As told to Leor Galil
My parents really encouraged music making and the act of playing an instrument. I started pretty early with piano, viola, and guitar. That got me into production—around 14 I had my first DAW, which was Cool Edit Pro.
My mom wanted me to start out on piano, and I gradually got into string instruments. The viola was a random pick—I just thought the name was cool. It’s got a bit of that midrange tone that most string instruments don’t have, so that’s something that really stood out to me. I gradually got into guitar because of punk-rock music.
There’s this venue called the Warehouse in La Crosse, Wisconsin. The owner of the place, he used to be in a new-wave, postpunk band, and he started this all-ages venue in the middle of nowhere, Wisconsin, which I happened to be in, and that’s what really fueled my interest in the music scene and music in general. It was quite fascinating having that outlet there to have a way to connect with bands, and later get me into electronic music.

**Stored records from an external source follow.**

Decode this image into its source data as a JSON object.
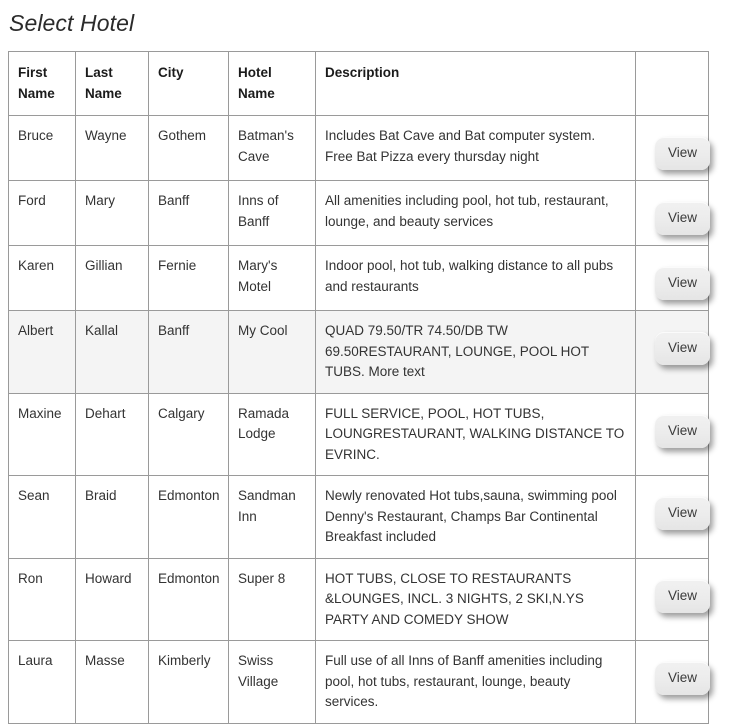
{
  "page": {
    "title": "Select Hotel"
  },
  "table": {
    "columns": [
      {
        "key": "first_name",
        "label": "First Name"
      },
      {
        "key": "last_name",
        "label": "Last Name"
      },
      {
        "key": "city",
        "label": "City"
      },
      {
        "key": "hotel_name",
        "label": "Hotel Name"
      },
      {
        "key": "description",
        "label": "Description"
      },
      {
        "key": "action",
        "label": ""
      }
    ],
    "action_label": "View",
    "selected_row_index": 3,
    "selected_row_color": "#f4f4f4",
    "border_color": "#9a9a9a",
    "rows": [
      {
        "first_name": "Bruce",
        "last_name": "Wayne",
        "city": "Gothem",
        "hotel_name": "Batman's Cave",
        "description": "Includes Bat Cave and Bat computer system. Free Bat Pizza every thursday night",
        "action": "View"
      },
      {
        "first_name": "Ford",
        "last_name": "Mary",
        "city": "Banff",
        "hotel_name": "Inns of Banff",
        "description": "All amenities including pool, hot tub, restaurant, lounge, and beauty services",
        "action": "View"
      },
      {
        "first_name": "Karen",
        "last_name": "Gillian",
        "city": "Fernie",
        "hotel_name": "Mary's Motel",
        "description": "Indoor pool, hot tub, walking distance to all pubs and restaurants",
        "action": "View"
      },
      {
        "first_name": "Albert",
        "last_name": "Kallal",
        "city": "Banff",
        "hotel_name": "My Cool",
        "description": "QUAD 79.50/TR 74.50/DB TW 69.50RESTAURANT, LOUNGE, POOL HOT TUBS. More text",
        "action": "View"
      },
      {
        "first_name": "Maxine",
        "last_name": "Dehart",
        "city": "Calgary",
        "hotel_name": "Ramada Lodge",
        "description": "FULL SERVICE, POOL, HOT TUBS, LOUNGRESTAURANT, WALKING DISTANCE TO EVRINC.",
        "action": "View"
      },
      {
        "first_name": "Sean",
        "last_name": "Braid",
        "city": "Edmonton",
        "hotel_name": "Sandman Inn",
        "description": "Newly renovated Hot tubs,sauna, swimming pool Denny's Restaurant, Champs Bar Continental Breakfast included",
        "action": "View"
      },
      {
        "first_name": "Ron",
        "last_name": "Howard",
        "city": "Edmonton",
        "hotel_name": "Super 8",
        "description": "HOT TUBS, CLOSE TO RESTAURANTS &LOUNGES, INCL. 3 NIGHTS, 2 SKI,N.YS PARTY AND COMEDY SHOW",
        "action": "View"
      },
      {
        "first_name": "Laura",
        "last_name": "Masse",
        "city": "Kimberly",
        "hotel_name": "Swiss Village",
        "description": "Full use of all Inns of Banff amenities including pool, hot tubs, restaurant, lounge, beauty services.",
        "action": "View"
      }
    ]
  }
}
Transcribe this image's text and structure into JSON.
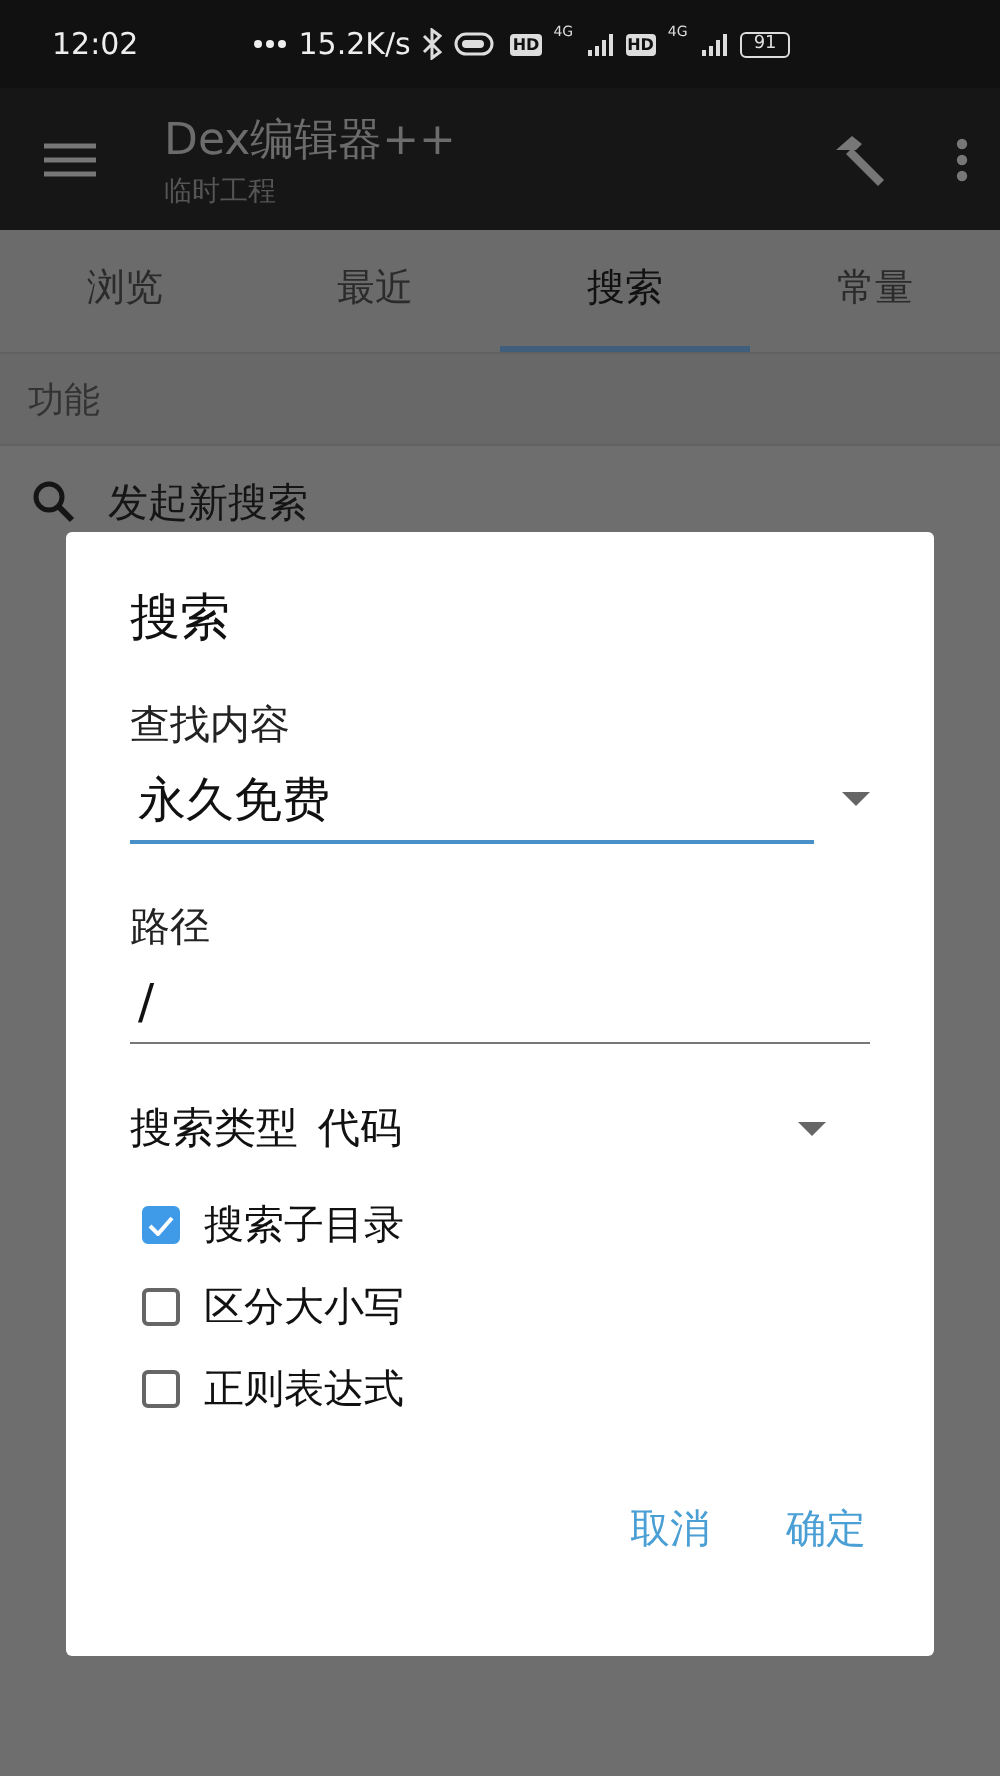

There weren’t really people to show me the ropes as far as music goes, so I had to look for and search and dig through the Internet using Kazaa or Limewire. Those were my means of finding new music, and those helped guide me.
At first I got into the emo scene, and then I gradually got into more postrock. I was listening to bands like Isis, Converge—you name it. I was interested in making noise, ’cause I was in a band at the time. I couldn’t play the guitar as well as I thought I could. I couldn’t shred, so I would improvise by making loops. The band members weren’t really impressed by it. They were like, “Oh, he’s just making noise.” It really made sense later on—and currently, in terms of me being an electronic music producer.
[In high school] I was a bit of a loner. I spent most of my time in the computer lab just making music by myself—putting together songs and trying to figure out how to mix and master. That gradually changed in college. Some college mates were really big into techno and house, and were showing me the ropes. After college I started getting into production. It was around the time that the recession was happening—it was a hard time to find a job. But I was able to freelance and save up some money for Ableton. I started listening to DJ Rashad at the time, and that played a big role in making me want to pursue production full-time.
The final semester of my time at MCAD, my friends and I were screen printing our final projects. So we went out to smoke weed, and [my friend] was just like, “Man, I’ve gotta show you this music.” And he showed me DJ Rashad, and I was like, “What is this music?” I’d heard the term “footwork” before from the band Salem. I’d looked at Rashad’s music here and there, but it wasn’t until he released volume one of Welcome to the Chi—that really got my attention. I was like, “Man, if I could meet him and pick his brain—if he’s cool with that—to understand this music.” I wasn’t able to achieve that dream because he passed away. I was in Detroit at the time, because my brother was living there, and I was going back and forth between Chicago and Michigan to find work.
I run a record label called Issa Party. I have this mix series called the Next Wave, and it’s meant to highlight artists in Chicago and around the world. I also produce under the name Please. Most of my music is footwork, but I do produce club, house, and other types of stuff. My label is the platform where I try to serve the community as best as possible.
Boylan was nagging me, like, “Put out an EP, put out an EP.” And I was just like, “What do I do? I guess I’ll start a label to put out Boylan’s EP.” And then that kind of became something even bigger. That led to me releasing for Heavee, Traxman, my friend Steamroom—who’s based out of North Carolina. Myself with Chicago rapper Ziptopher—he’s based in LA now. I keep busy.
It really is a platform that serves particularly Black and POC artists. Chicago, from what I know, has a history of labels screwing over the artists and not being equitable or transparent with costs. I try and make it the best possible platform for those types of people.
Life happens. Sometimes I’m not able to go to events, but I’m still staying in contact with the community, recognizing who has established precedent for the music. Actively going to dance events is something I’m hoping to do after this pandemic, because it would be nice to see the dancers. I try and make the music for the dancers—like Teklife, Beatdown House, everybody in the footwork community. It’s all for them.
I want to leave a legacy that serves the artists, and I don’t want to discredit myself at all, or the music that I make. I think I’ve contributed a lot to the scene, in regards to giving people platforms, in regards to trying to make timeless tracks—things that people can listen to, reflect on, and connect with. If a track helps you with a depressive moment, I see that as a success. Also leading me to connect with other people too, I think that’s pretty important. v